Other than that, the R8’s only readily apparent weak spots are just the same inconveniences that come with any low, small supercar that obviously costs a lot of money. It attracts a lot of phone camera lenses, it’s slightly laborious to climb in and out of, there’s not much cargo space (like, at all) and nosing it around parking lots is slightly stressful.
The car’s frunk swallowed my tiny hipster backpack, one nuclear football-sized Pelican hardcase, and a tiny little roadside kit but it wasn’t having another ounce more.
I was pretty smitten with the R8 Performance as soon as I got my ass installed in the driver’s seat, hit the gas and basically didn’t stop smiling until I brought the car in for a landing and a driver swap, then ended up enjoying riding shotgun with Matt Farah at the wheel almost as much.
It’s an extremely well-balanced car on every plane. You get truly exhilarating supercar performance married to earnestly easy daily drivability and it’s all wrapped up in a kit that’s as cool-looking as cars get.

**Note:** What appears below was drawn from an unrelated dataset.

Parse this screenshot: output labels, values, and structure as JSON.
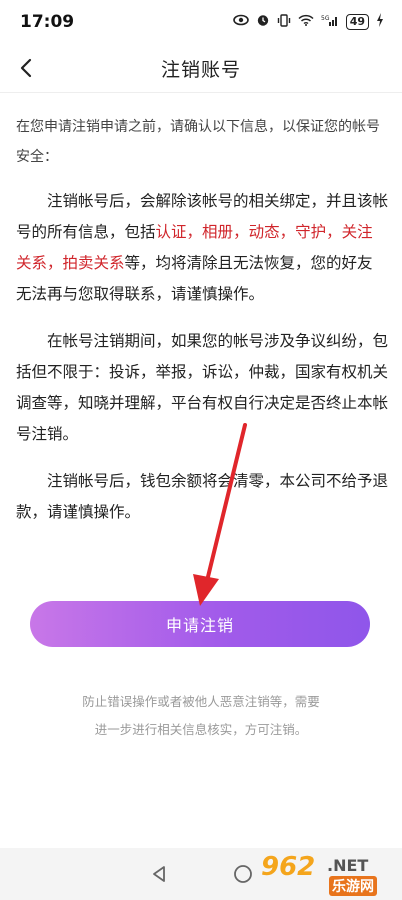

The only real downside is that the car’s priced appropriately. Some $200,000 buys a lot of hot shit after all. It could also buy you a house, start a business, put somebody through college, or pay for most of the maintenance on a 1970s Alfa Romeo. But if you have the means and desire to sink a small fortune into a single car, you could do a lot worse than the R8.
And from another point of view, the R8 could be called a great deal. A Lamborghini Huracan with the same V10 engine can list for something like an extra $90,000, anyway.
Regardless of your budget though, I almost always advocate for building a collection of less expensive, more mission-focused vehicles rather than a single really great one. But unless you’re into off-roading, the R8 is one of the most versatile extreme sports cars on the road. You can never really have it all, but you can have a hell of a lot of fun without working too hard here.
If you wanted to hear some more impressions from inside the car at a hard gallop, stick around and check out Farah’s road test video I cameoed in: